Shayel rolled his eyes, but his smile gave away everything else he was feeling. “You can’t beat up everyone who doesn’t love me.”
Uzhab shrugged. “I can try.” As threats went, it was hardly hollow. In fact, Shayel had made Uzhab damn near swear a blood oath that he wouldn’t go back to Shayel’s parents’ home, and that was still a promise Uzhab daydreamed a lot about breaking.
Shayel just shook his head. “Behave.” He punctuated the command by poking Uzhab in the center of his chest.
“Make me,” Uzhab replied with a wink, “Mr. Mayor.”
With a long-suffering sigh, Shayel narrowed his eyes. “Don’t you start.”
“Don’t tell me,” Uzhab said, pointing toward the sky. “Tell them.”
The collective roar of the multiple crafts’ landing engines was louder now, enough that speaking would become difficult until all the crafts were safely on the ground. In a few minutes, their doors would open and the first new residents would emerge into a new day’s sunlight. Until then, there was nothing left that needed be said between the two men who had made it all possible. There were only the last moments of quiet before new life came spilling out onto the planet’s surface, when Shayel would at last be able to step forward and gather to him his people — his real people, not the imagined ideal of his ancestors, but the real-life misfits and outcasts and homeless children of the universe.
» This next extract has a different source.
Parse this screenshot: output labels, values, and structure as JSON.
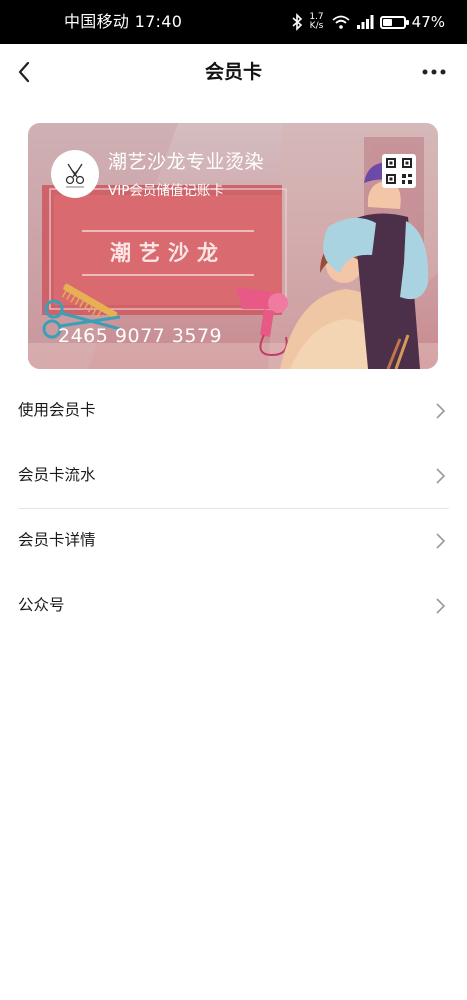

With Uzhab proudly at his side, he would stand before them and open his arms and be able to tell them all at last, yes, come, welcome home.